Earlier this month, I wrote about how you can fast-forward through time by using the paid versions of frontier AI products. Today, let’s talk about another of those products, the text-to-image generator DALL-E. The latest version tells us a lot about how OpenAI is thinking about product, policy, and safety as its core technology continues to improve.
These days, ChatGPT gets all the attention. But six months before OpenAI’s chatbot arrived on the scene and shifted the tech world’s collective focus to generative artificial intelligence, the company released another tool that spoke to similar possibilities. DALL-E 2, which I got access to in June of last year, captivated me from its first release.
As a kid, I was an enthusiastic artist, delighting in drawing my own comic books on weekends and after school. But I quickly found the limits of my talent, and despite trying my best to follow the instructions in books designed to make me a better illustrator, I never really got very far. Fast forward a few decades, and suddenly, I could conjure whole worlds just by typing words into a box. It felt like magic, in a way that the tech industry often promises but rarely lives up to.
In the 18 months since DALL-E 2 emerged, that picture has become complicated by questions about copyright, permissions, and what — if anything — the makers of text-to-image generators like DALL-E owe the artists whose work their models are trained on. Stock photo company Getty Images sued Stable Diffusion earlier this year, saying the company’s model had improperly been trained on its photos. Similar lawsuits seem likely to follow. Meanwhile, Adobe demonstrated an alternative path forward by creating its own Firefly image generator using only licensed imagery and says it will compensate creators whose work was used in the training process.
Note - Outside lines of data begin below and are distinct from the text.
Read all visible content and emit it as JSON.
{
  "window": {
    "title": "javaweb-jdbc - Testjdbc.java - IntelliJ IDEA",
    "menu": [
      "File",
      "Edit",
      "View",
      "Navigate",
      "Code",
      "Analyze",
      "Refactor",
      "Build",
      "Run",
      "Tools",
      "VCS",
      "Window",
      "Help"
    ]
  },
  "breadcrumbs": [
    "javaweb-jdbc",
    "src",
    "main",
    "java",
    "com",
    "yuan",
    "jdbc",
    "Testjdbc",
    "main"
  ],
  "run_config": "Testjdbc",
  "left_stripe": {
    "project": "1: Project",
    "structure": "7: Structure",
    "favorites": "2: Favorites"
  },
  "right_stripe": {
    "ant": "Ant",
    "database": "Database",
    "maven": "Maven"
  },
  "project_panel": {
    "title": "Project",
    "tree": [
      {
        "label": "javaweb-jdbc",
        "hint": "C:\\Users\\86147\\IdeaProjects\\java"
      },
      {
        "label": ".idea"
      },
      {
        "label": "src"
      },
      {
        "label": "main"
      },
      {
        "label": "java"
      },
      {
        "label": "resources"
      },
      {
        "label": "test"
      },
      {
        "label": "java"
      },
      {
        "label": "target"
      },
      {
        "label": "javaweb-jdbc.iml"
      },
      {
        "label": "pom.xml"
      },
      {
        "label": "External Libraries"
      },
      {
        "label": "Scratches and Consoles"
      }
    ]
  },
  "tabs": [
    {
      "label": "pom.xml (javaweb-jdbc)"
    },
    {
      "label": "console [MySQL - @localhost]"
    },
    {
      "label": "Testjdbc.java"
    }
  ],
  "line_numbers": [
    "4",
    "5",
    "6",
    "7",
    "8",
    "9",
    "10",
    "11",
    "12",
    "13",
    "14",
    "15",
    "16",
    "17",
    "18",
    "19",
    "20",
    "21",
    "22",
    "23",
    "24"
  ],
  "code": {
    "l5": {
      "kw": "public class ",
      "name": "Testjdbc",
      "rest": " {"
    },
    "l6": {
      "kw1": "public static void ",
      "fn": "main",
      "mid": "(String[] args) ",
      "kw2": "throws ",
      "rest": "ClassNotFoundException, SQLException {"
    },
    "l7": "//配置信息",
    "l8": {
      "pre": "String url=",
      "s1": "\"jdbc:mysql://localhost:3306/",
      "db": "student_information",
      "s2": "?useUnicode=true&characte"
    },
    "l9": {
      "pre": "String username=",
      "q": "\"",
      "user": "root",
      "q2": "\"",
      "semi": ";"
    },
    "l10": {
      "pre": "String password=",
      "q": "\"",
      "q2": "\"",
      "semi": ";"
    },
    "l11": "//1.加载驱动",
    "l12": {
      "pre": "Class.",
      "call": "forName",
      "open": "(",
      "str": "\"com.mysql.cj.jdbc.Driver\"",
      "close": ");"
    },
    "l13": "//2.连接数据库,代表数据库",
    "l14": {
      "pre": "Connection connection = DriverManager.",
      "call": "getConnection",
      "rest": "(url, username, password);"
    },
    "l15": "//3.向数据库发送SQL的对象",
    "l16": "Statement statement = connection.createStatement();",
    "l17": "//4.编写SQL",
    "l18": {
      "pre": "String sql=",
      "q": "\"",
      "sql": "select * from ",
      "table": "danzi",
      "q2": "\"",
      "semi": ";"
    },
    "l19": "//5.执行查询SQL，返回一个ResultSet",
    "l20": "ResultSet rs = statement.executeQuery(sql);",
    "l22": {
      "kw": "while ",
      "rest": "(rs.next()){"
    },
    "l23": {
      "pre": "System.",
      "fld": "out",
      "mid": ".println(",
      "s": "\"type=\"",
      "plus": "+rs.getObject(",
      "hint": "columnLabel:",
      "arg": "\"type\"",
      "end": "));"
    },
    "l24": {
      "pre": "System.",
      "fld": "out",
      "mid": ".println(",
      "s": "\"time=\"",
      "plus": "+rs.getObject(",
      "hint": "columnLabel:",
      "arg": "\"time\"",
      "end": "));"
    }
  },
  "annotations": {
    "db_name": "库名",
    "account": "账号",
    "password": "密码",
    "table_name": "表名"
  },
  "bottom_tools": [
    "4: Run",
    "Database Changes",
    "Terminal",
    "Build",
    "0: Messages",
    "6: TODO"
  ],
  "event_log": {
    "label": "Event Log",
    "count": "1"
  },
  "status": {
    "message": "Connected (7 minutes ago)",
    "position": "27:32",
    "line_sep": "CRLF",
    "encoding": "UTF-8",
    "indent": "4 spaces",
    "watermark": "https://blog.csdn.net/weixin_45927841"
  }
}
Despite the legal and ethical certainties around text-to-image generators, though, the field has continued to develop rapidly. Midjourney, which launched shortly after DALL-E 2, attracted 15 million users and is generating hundreds of millions of dollars in annual revenue with its own image generator despite currently being available to use exclusively on Discord. Stable Diffusion reached 10 million users last October. As they grew, the quality of their images improved exponentially, as DALL-E’s — while still impressive by pre-2022 standards — remained stagnant.
Then, on Thursday, DALL-E 3 arrived. After a short time in public beta, the next generation of OpenAI’s image generator is now available to enterprise customers and to subscribers to ChatGPT Plus. (You can also use a free version through the Bing Image Creator.)
I’ve been using DALL-E 3, both through Bing and ChatGPT, for the past few weeks. On Wednesday, I also was briefed on the new version by Gabriel Goh, a research scientist at OpenAI who helped to build the new model, and Sandhini Agarwal, who works on AI policy at the company.
Here are five surprising things I’ve learned about DALL-E 3 in my first weeks of using it.